Newton B. Drury Scenic Parkway is CLOSED due to hazardous road conditions.
Due to a recent landslide, the Parkway will be closed to vehicle traffic. Roads crews are currently working to clear the slide. The road remains open to bicycle and pedestrian traffic.
Hazardous Weather Outlook Issued
Expect high water levels in rivers. Sneaker waves possible on coastal beaches. More »
Newton Drury Parkway will be Closed at Night Due to Increased Wood Poaching
Effective Saturday, March 1, 2014, the parkway will be closed each day at sunset and re-opened at sunrise. More »
Free Backcountry Camping Permits Now Required
Contact: Nate St. Amand, (707) 465-7394
As of March 16, 2012, Redwood National and State Parks will begin requiring backcountry permits for overnight stays in all backcountry sites: Little Bald Hills, Nickel Creek, DeMartin, Flint Ridge, Ossagon, Redwood Creek, Elam Camp, and 44 Camp. Permits are free and may be obtained year-round at the Crescent City Information Center and the Kuchel Visitor Center (Orick, CA). During summer months, permits may also be obtained at the Hiouchi Information Center. Permits must be obtained in person by a member of the backcountry party, and may be obtained on the first day or up to 24 hours in advance of the backcountry trip.
The new mandatory backcountry permit system helps the National Park Service and California Department of Parks and Recreation to better communicate important safety information, such as trail conditions, water levels, and fire danger levels, as well as backcountry regulations necessary to protect park resources. The permits also help ensure a higher quality backcountry experience by assuring in advance that a campsite will be available.
For further information about obtaining permits and camping in Redwood National and State Parks, please contact a park ranger at (707)465-7394 or (707)465-7335.
This news release can also be viewed, downloaded, and/or printed here (PDF, 51 KB).

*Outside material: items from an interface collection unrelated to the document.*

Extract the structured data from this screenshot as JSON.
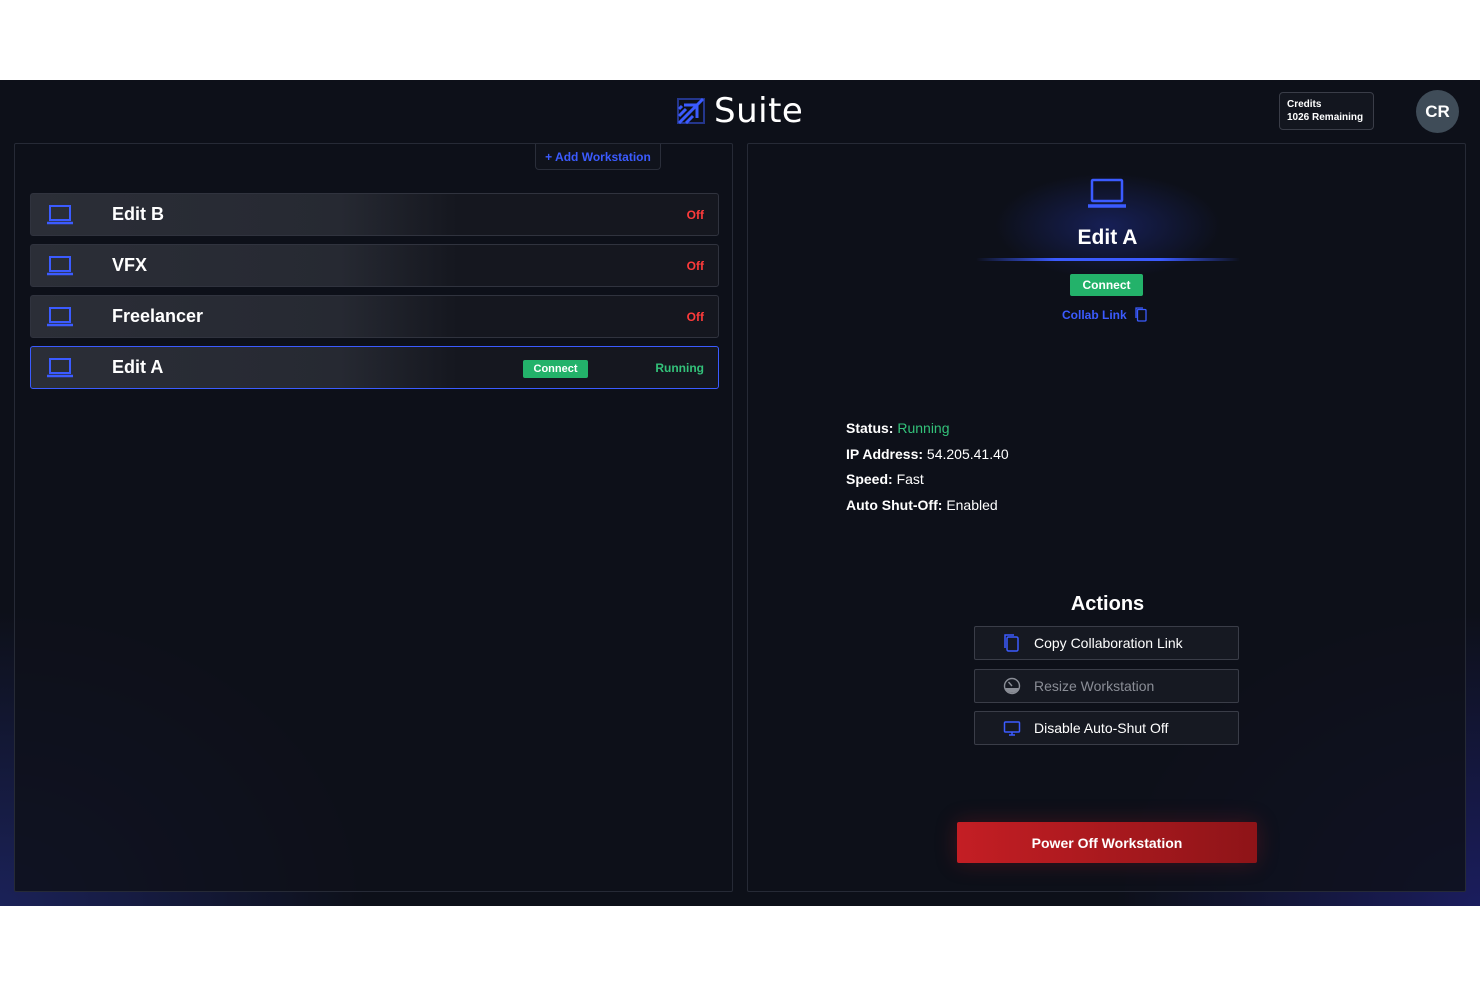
{
  "header": {
    "logo_text": "Suite",
    "credits": {
      "label": "Credits",
      "remaining": "1026 Remaining"
    },
    "avatar_initials": "CR"
  },
  "workstations": {
    "add_label": "+ Add Workstation",
    "items": [
      {
        "name": "Edit B",
        "status": "Off"
      },
      {
        "name": "VFX",
        "status": "Off"
      },
      {
        "name": "Freelancer",
        "status": "Off"
      },
      {
        "name": "Edit A",
        "status": "Running",
        "connect_label": "Connect",
        "selected": true
      }
    ]
  },
  "detail": {
    "title": "Edit A",
    "connect_label": "Connect",
    "collab_link_label": "Collab Link",
    "info": {
      "status_key": "Status:",
      "status_value": "Running",
      "ip_key": "IP Address:",
      "ip_value": "54.205.41.40",
      "speed_key": "Speed:",
      "speed_value": "Fast",
      "shutoff_key": "Auto Shut-Off:",
      "shutoff_value": "Enabled"
    },
    "actions_title": "Actions",
    "actions": [
      {
        "label": "Copy Collaboration Link",
        "icon": "copy-icon"
      },
      {
        "label": "Resize Workstation",
        "icon": "gauge-icon",
        "disabled": true
      },
      {
        "label": "Disable Auto-Shut Off",
        "icon": "monitor-icon"
      }
    ],
    "power_off_label": "Power Off Workstation"
  },
  "colors": {
    "accent": "#3b5bff",
    "running": "#33c27a",
    "off": "#ff3b3b",
    "connect": "#23b26a",
    "danger": "#c41e24"
  }
}
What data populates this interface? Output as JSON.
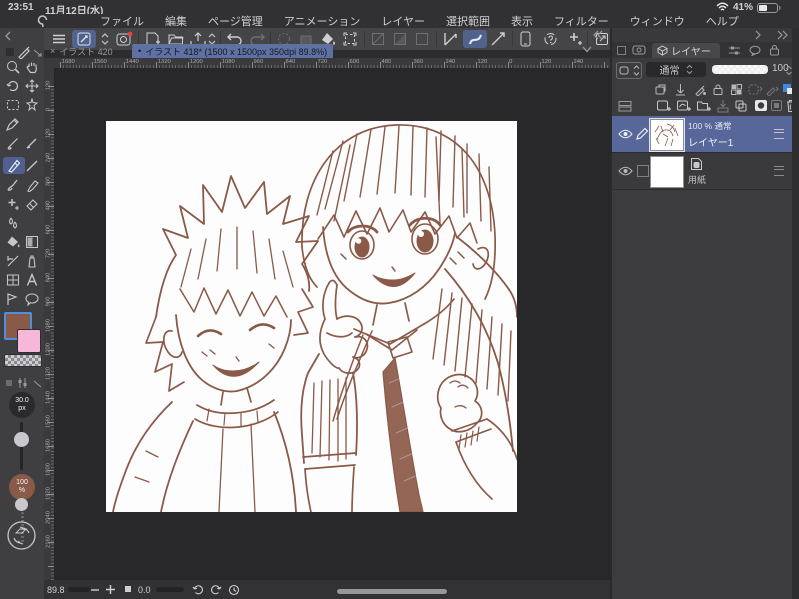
{
  "status_bar": {
    "time": "23:51",
    "date": "11月12日(水)",
    "battery_percent": "41%"
  },
  "menu_bar": {
    "items": [
      "ファイル",
      "編集",
      "ページ管理",
      "アニメーション",
      "レイヤー",
      "選択範囲",
      "表示",
      "フィルター",
      "ウィンドウ",
      "ヘルプ"
    ]
  },
  "tab_bar": {
    "tabs": [
      {
        "close_icon": "×",
        "label": "イラスト 420"
      },
      {
        "bullet_icon": "•",
        "label": "イラスト 418* (1500 x 1500px 350dpi 89.8%)"
      }
    ]
  },
  "rulers": {
    "horizontal": [
      "1680",
      "1560",
      "1440",
      "1320",
      "1200",
      "1080",
      "960",
      "840",
      "720",
      "600",
      "480",
      "360",
      "240",
      "120",
      "0",
      "120",
      "240"
    ],
    "vertical": [
      "120",
      "0",
      "120",
      "240",
      "360",
      "480",
      "600",
      "720",
      "840",
      "960",
      "1080",
      "1200",
      "1320",
      "1440",
      "1560",
      "1680",
      "1800",
      "1920",
      "2040",
      "2160"
    ]
  },
  "tool_palette": {
    "tools": [
      "zoom",
      "pan",
      "rotate-view",
      "move-layer",
      "marquee-select",
      "auto-select",
      "eyedropper",
      "pen",
      "pencil",
      "brush",
      "marker",
      "add-sub-tool",
      "eraser",
      "blend",
      "fill-bucket",
      "gradient",
      "figure-line",
      "airbrush",
      "frame-border",
      "text",
      "line-correction",
      "balloon"
    ],
    "selected_tool": "pen"
  },
  "color_swatches": {
    "main": "#8a5a49",
    "sub": "#f7b7d9",
    "main_selected": true
  },
  "tool_property": {
    "size_value": "30.0",
    "size_unit": "px",
    "opacity_value": "100",
    "opacity_unit": "%"
  },
  "layers_panel": {
    "tab_label": "レイヤー",
    "blend_mode": "通常",
    "opacity_value": "100",
    "layers": [
      {
        "info": "100 % 通常",
        "name": "レイヤー1",
        "selected": true,
        "visible": true,
        "editing": true
      },
      {
        "name": "用紙",
        "selected": false,
        "visible": true
      }
    ]
  },
  "bottom_bar": {
    "zoom_percent": "89.8",
    "rotation": "0.0"
  },
  "artwork": {
    "ink_color": "#8a5948",
    "description": "rough sketch of two smiling boys, one pointing up"
  }
}
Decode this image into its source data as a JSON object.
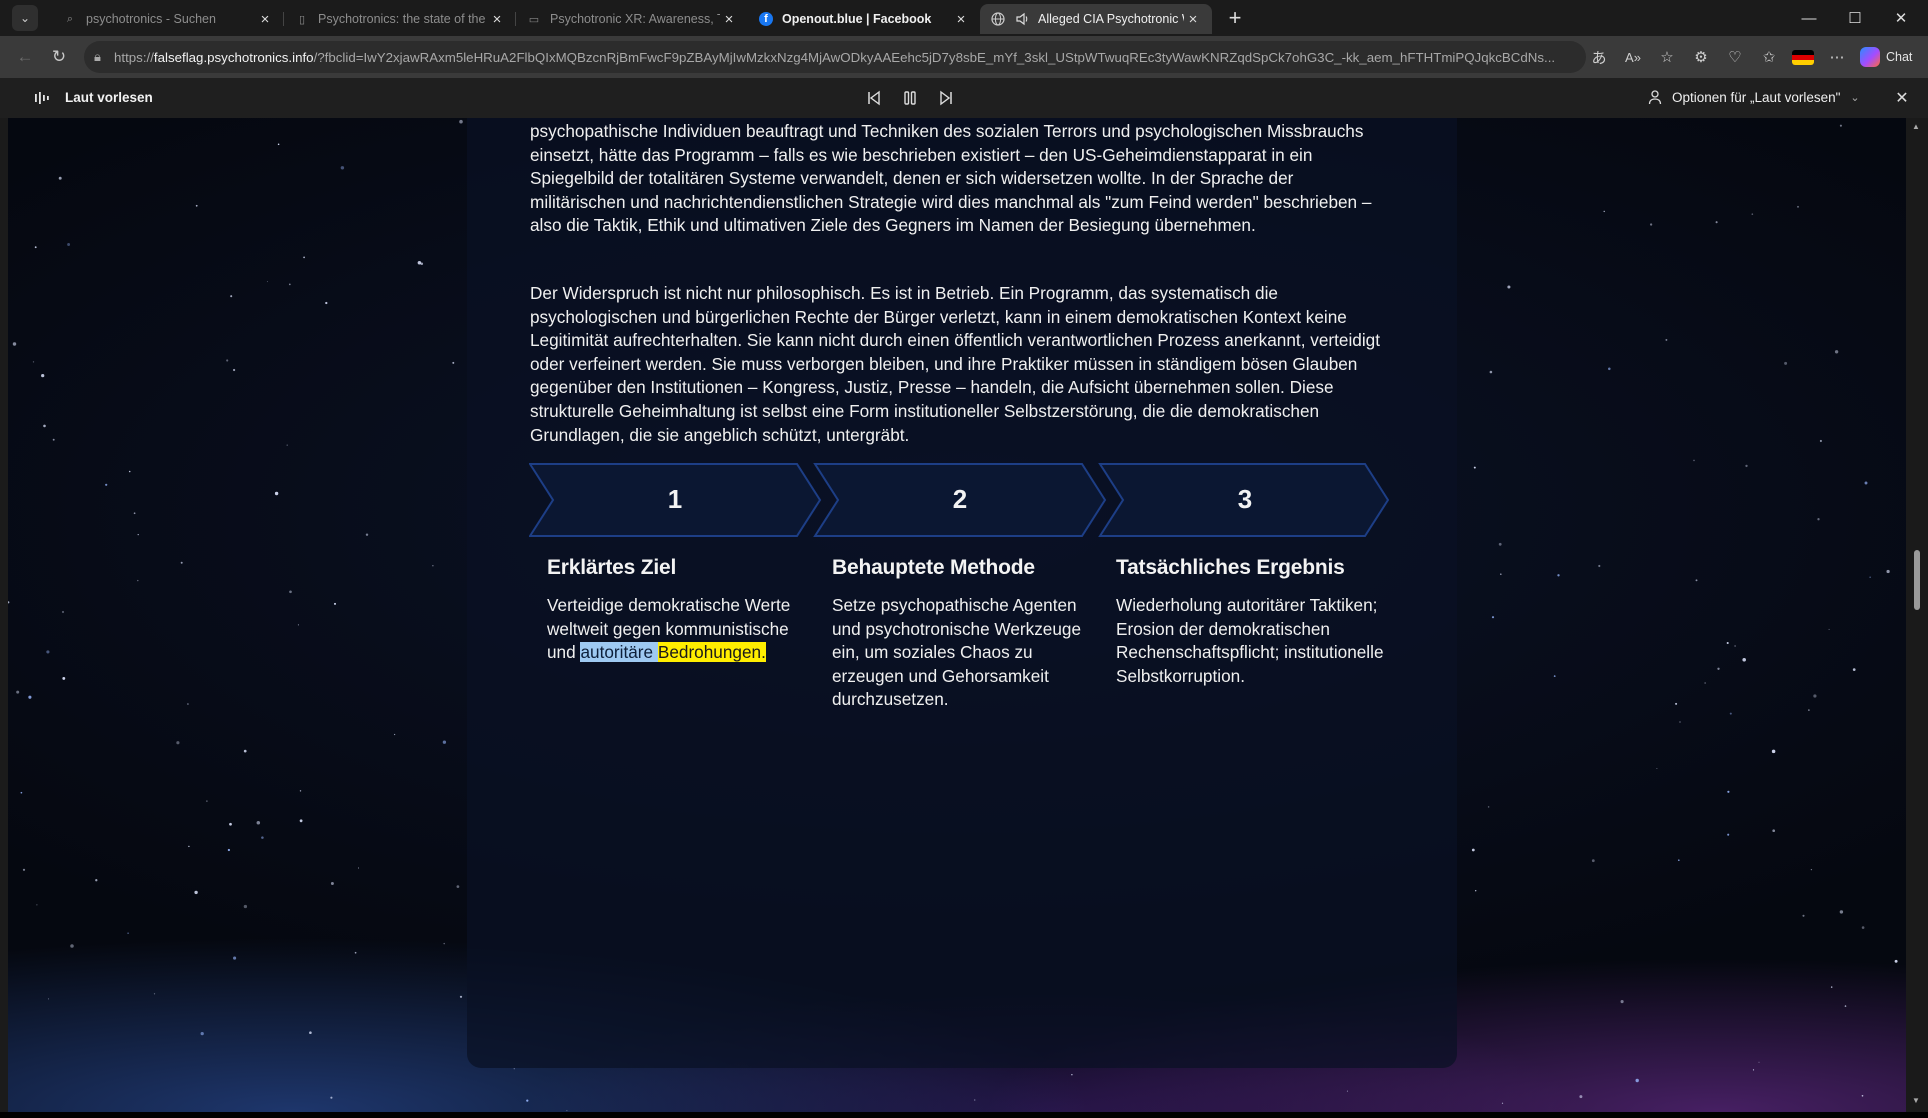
{
  "tabs": [
    {
      "title": "psychotronics - Suchen",
      "icon": "search-icon"
    },
    {
      "title": "Psychotronics: the state of the art",
      "icon": "page-icon"
    },
    {
      "title": "Psychotronic XR: Awareness, Truth",
      "icon": "page-icon"
    },
    {
      "title": "Openout.blue | Facebook",
      "icon": "facebook-icon"
    },
    {
      "title": "Alleged CIA Psychotronic War",
      "icon": "globe-icon",
      "audio": true
    }
  ],
  "address": {
    "prefix": "https://",
    "host": "falseflag.psychotronics.info",
    "path": "/?fbclid=IwY2xjawRAxm5leHRuA2FlbQIxMQBzcnRjBmFwcF9pZBAyMjIwMzkxNzg4MjAwODkyAAEehc5jD7y8sbE_mYf_3skl_UStpWTwuqREc3tyWawKNRZqdSpCk7ohG3C_-kk_aem_hFTHTmiPQJqkcBCdNs..."
  },
  "toolbar": {
    "chat_label": "Chat"
  },
  "read_aloud": {
    "label": "Laut vorlesen",
    "options_label": "Optionen für „Laut vorlesen\""
  },
  "article": {
    "paragraphs": [
      "psychopathische Individuen beauftragt und Techniken des sozialen Terrors und psychologischen Missbrauchs einsetzt, hätte das Programm – falls es wie beschrieben existiert – den US-Geheimdienstapparat in ein Spiegelbild der totalitären Systeme verwandelt, denen er sich widersetzen wollte. In der Sprache der militärischen und nachrichtendienstlichen Strategie wird dies manchmal als \"zum Feind werden\" beschrieben – also die Taktik, Ethik und ultimativen Ziele des Gegners im Namen der Besiegung übernehmen.",
      "Der Widerspruch ist nicht nur philosophisch. Es ist in Betrieb. Ein Programm, das systematisch die psychologischen und bürgerlichen Rechte der Bürger verletzt, kann in einem demokratischen Kontext keine Legitimität aufrechterhalten. Sie kann nicht durch einen öffentlich verantwortlichen Prozess anerkannt, verteidigt oder verfeinert werden. Sie muss verborgen bleiben, und ihre Praktiker müssen in ständigem bösen Glauben gegenüber den Institutionen – Kongress, Justiz, Presse – handeln, die Aufsicht übernehmen sollen. Diese strukturelle Geheimhaltung ist selbst eine Form institutioneller Selbstzerstörung, die die demokratischen Grundlagen, die sie angeblich schützt, untergräbt."
    ],
    "steps": [
      {
        "number": "1",
        "heading": "Erklärtes Ziel",
        "text": "Verteidige demokratische Werte weltweit gegen kommunistische und",
        "highlight_word_1": "autoritäre",
        "highlight_word_2": "Bedrohungen",
        "tail": "."
      },
      {
        "number": "2",
        "heading": "Behauptete Methode",
        "text": "Setze psychopathische Agenten und psychotronische Werkzeuge ein, um soziales Chaos zu erzeugen und Gehorsamkeit durchzusetzen."
      },
      {
        "number": "3",
        "heading": "Tatsächliches Ergebnis",
        "text": "Wiederholung autoritärer Taktiken; Erosion der demokratischen Rechenschaftspflicht; institutionelle Selbstkorruption."
      }
    ]
  },
  "colors": {
    "highlight_current_word": "#ffee00",
    "highlight_sentence": "#9ec9f2",
    "step_border": "#1d3e86"
  }
}
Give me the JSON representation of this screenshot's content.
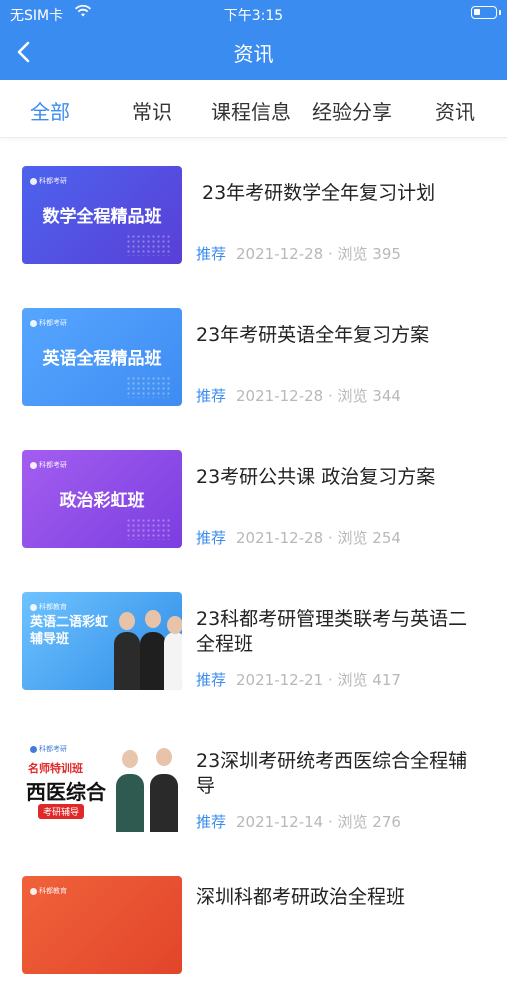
{
  "status_bar": {
    "carrier": "无SIM卡",
    "time": "下午3:15"
  },
  "nav": {
    "title": "资讯"
  },
  "tabs": [
    {
      "label": "全部"
    },
    {
      "label": "常识"
    },
    {
      "label": "课程信息"
    },
    {
      "label": "经验分享"
    },
    {
      "label": "资讯"
    }
  ],
  "articles": [
    {
      "thumb_text": "数学全程精品班",
      "thumb_brand": "科都考研",
      "title": "23年考研数学全年复习计划",
      "tag": "推荐",
      "date": "2021-12-28",
      "views": "浏览 395"
    },
    {
      "thumb_text": "英语全程精品班",
      "thumb_brand": "科都考研",
      "title": "23年考研英语全年复习方案",
      "tag": "推荐",
      "date": "2021-12-28",
      "views": "浏览 344"
    },
    {
      "thumb_text": "政治彩虹班",
      "thumb_brand": "科都考研",
      "title": "23考研公共课 政治复习方案",
      "tag": "推荐",
      "date": "2021-12-28",
      "views": "浏览 254"
    },
    {
      "thumb_text": "英语二语彩虹辅导班",
      "thumb_brand": "科都教育",
      "title": "23科都考研管理类联考与英语二全程班",
      "tag": "推荐",
      "date": "2021-12-21",
      "views": "浏览 417"
    },
    {
      "thumb_text": "西医综合",
      "thumb_sub": "名师特训班",
      "thumb_badge": "考研辅导",
      "thumb_brand": "科都考研",
      "title": "23深圳考研统考西医综合全程辅导",
      "tag": "推荐",
      "date": "2021-12-14",
      "views": "浏览 276"
    },
    {
      "thumb_brand": "科都教育",
      "title": "深圳科都考研政治全程班"
    }
  ],
  "colors": {
    "accent": "#3b8cf0",
    "tag": "#3b8cf0",
    "meta": "#b8b8b8"
  },
  "icons": {
    "back": "chevron-left-icon",
    "wifi": "wifi-icon",
    "battery": "battery-icon"
  }
}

Did You Know?
Fog accounts for up to one-fourth of the precipitation needed so the mighty coast redwoods can survive. While you hike, fog drip is a good thing!